Course Presentation and Discussion


Our Task: to grasp Tillich’s theological understanding of “ultimate concern.:


Tillich’s task in this volume: to allow readers to know “the hidden power of faith within themselves and of the infinite significance of that to which faith is related.”

Ultimate Concern


1.    “Faith” has been trivialized.  Reduced to belief.  Defined by contrast to science.


2.    Ultimate from above vs. ultimate from below:  Instead of talking about “God”, i.e., from the top down,, he talks about the ground of being, i.e., from the groun up.


3.    Faith is the state of being ultimately concerned, the dynamics of faith are the dynamics of man’s ultimate concern.

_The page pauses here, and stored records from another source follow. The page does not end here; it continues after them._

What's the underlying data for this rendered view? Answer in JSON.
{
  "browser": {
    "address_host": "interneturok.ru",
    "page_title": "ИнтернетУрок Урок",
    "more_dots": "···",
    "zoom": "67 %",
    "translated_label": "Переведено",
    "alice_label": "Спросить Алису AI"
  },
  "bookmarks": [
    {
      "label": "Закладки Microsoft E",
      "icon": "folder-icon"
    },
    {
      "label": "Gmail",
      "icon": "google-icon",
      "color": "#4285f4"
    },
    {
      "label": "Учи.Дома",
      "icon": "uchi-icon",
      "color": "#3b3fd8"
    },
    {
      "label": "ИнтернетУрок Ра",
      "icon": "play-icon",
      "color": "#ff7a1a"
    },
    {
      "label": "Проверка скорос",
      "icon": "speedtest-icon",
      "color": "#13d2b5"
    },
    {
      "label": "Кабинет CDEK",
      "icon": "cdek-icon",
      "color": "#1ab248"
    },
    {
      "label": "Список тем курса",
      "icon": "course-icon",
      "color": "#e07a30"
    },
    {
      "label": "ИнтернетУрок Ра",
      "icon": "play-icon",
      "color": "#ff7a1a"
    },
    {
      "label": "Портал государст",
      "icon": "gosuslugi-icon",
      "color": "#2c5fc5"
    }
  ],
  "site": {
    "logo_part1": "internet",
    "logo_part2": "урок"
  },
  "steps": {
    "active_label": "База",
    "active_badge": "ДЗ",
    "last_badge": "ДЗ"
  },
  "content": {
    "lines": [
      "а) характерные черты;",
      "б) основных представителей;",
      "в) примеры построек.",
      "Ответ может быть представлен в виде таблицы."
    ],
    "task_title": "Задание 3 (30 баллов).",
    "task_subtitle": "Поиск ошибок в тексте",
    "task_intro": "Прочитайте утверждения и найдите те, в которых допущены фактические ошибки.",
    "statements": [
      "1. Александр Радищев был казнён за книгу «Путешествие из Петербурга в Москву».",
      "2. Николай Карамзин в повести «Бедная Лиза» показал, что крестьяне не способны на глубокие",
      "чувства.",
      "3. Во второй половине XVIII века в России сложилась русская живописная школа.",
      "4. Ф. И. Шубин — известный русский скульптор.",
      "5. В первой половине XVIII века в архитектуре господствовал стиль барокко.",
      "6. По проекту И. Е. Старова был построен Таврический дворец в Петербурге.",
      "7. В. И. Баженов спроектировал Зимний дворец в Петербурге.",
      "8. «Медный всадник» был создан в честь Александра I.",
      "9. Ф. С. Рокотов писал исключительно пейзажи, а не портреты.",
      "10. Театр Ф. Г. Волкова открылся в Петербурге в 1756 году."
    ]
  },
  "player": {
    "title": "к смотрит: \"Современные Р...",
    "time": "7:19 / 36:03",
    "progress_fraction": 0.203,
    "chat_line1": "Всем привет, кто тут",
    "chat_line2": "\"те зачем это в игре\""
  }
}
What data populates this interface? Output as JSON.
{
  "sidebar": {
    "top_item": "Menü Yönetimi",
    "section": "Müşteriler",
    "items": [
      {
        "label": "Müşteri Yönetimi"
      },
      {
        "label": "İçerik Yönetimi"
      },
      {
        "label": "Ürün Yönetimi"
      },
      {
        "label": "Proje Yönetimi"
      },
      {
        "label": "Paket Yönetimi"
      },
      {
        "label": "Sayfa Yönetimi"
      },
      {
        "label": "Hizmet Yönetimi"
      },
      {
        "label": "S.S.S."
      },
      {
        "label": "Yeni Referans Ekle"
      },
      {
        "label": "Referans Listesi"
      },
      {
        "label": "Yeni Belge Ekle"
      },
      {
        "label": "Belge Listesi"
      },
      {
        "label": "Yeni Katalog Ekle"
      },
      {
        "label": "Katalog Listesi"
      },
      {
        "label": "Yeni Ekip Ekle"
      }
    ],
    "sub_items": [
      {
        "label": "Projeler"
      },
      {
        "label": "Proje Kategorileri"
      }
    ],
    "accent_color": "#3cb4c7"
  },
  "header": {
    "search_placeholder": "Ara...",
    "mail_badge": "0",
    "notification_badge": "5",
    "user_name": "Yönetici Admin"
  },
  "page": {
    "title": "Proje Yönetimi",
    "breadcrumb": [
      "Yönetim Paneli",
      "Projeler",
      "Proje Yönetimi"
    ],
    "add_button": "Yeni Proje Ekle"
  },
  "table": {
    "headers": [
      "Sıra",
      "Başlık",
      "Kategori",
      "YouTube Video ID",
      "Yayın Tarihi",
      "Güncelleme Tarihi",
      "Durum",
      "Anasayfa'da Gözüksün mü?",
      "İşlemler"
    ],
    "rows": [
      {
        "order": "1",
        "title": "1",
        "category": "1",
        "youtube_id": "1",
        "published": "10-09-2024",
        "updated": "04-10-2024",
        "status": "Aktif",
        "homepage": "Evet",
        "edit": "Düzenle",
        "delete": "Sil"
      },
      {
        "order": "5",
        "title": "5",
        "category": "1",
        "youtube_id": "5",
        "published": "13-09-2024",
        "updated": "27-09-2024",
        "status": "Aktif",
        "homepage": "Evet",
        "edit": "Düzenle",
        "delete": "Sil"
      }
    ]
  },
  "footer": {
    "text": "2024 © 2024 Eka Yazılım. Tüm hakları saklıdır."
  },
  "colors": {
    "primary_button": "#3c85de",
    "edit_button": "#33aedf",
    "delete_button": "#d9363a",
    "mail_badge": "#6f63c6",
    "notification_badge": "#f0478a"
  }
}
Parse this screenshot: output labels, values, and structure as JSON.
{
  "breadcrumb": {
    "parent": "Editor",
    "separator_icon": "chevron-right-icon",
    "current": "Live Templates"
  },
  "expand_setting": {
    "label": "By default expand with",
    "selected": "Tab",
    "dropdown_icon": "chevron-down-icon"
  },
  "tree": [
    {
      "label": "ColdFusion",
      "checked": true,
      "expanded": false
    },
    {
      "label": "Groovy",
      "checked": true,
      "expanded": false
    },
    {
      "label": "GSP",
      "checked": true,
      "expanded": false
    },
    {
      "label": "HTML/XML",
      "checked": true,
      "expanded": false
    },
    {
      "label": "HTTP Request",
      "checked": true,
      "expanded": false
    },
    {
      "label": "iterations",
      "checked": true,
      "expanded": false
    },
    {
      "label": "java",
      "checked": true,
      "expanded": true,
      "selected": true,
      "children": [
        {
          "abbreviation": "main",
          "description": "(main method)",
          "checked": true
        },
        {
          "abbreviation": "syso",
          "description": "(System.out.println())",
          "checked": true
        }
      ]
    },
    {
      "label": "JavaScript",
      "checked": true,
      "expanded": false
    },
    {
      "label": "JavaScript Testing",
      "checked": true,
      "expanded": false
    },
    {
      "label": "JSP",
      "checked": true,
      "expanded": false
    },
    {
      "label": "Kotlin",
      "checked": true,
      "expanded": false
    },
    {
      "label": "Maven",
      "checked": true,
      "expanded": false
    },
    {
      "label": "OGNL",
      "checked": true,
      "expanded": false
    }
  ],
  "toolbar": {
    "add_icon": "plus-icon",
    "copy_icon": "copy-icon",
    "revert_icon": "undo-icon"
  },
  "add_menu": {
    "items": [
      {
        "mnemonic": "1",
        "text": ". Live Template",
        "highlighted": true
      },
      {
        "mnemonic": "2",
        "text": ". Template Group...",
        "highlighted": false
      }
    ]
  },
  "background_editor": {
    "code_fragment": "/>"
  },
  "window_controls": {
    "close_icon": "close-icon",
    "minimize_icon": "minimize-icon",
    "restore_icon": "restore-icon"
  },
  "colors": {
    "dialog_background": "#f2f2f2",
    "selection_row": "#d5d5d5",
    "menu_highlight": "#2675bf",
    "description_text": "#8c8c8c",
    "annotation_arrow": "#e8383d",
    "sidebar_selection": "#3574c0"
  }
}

a.    The ultimate concern demands complete surrender of the person, even in the face of total sacrifice (i.e., of one’s own life).

b.    A total reaction of the person.  Faith as a centered act of being ultimately concerned with one’s whole personality

c.    “God” is not just the object of a person’s faith but the subject as well.

                                              i.     Faith transcends rationality and emotion, conscious and unconscious, subjectivity and objectivity, without destroying any of these.

4.    Rudolf Otto’s descriptive notion of The mysterium tremendum et fascinans the experience of “the holy” or “sacred” as mysterious, terrifying, fascinating.  An experience that grasps a person ultimately.  Lies in a substratum below good and evil, appearing as both creative and destructive.

a.    “Our ultimate concern can destroy us as it can heal us, but we can never be without it.”

The Symbolic Language of Religion

5.    The finite  and the infinite – faith arises out of a person’s awareness that she is a part of the infinite yet not the owner of this infinity.

a.    God, the ultimate being, is infinite.  We are finite.

b.    Faith is distorted when one approaches finite things – like a nation, an ideology or any belief system (such as science – as infinite.

c.    Faith involves the risk or wager of existential courage – the acceptance of uncertainty within the element of certainty.  Finitude and the infinite.

                                              i.     When we collapse the whole of faith into only one of the functions of the person – e.g., rationality, emotion – we distort the meaning of faith.

                                             ii.     Faith cannot be collapsed into cognitive belief without evidence.

6.    Symbolic language is the only language sufficient to express faith and God.

a.    A symbol is not a sign – a sign points beyond itself to something known, it stands for something.  

b.    A symbol points beyond to something not fully known, it leads us to greater understanding, from lack of knowledge to knowledge.

c.    Symbolism plays a part in what it represents

7.    Symbols do the following:

a.    They allow us to experience other levels or aspects of reality that normally lie outside our awareness.

b.    They allow us to experience aspects of ourselves, our “souls,” that we were not previously conscious of.

8.    Symbols as such cannot be intentionally produced.  They come about and end in their own time.   They might come about in response to a need and end when that need is no longer.  We can create any range of ideas, images, forms, but whether something acts as a symbol that leads to ultimate concern does not depend upon us.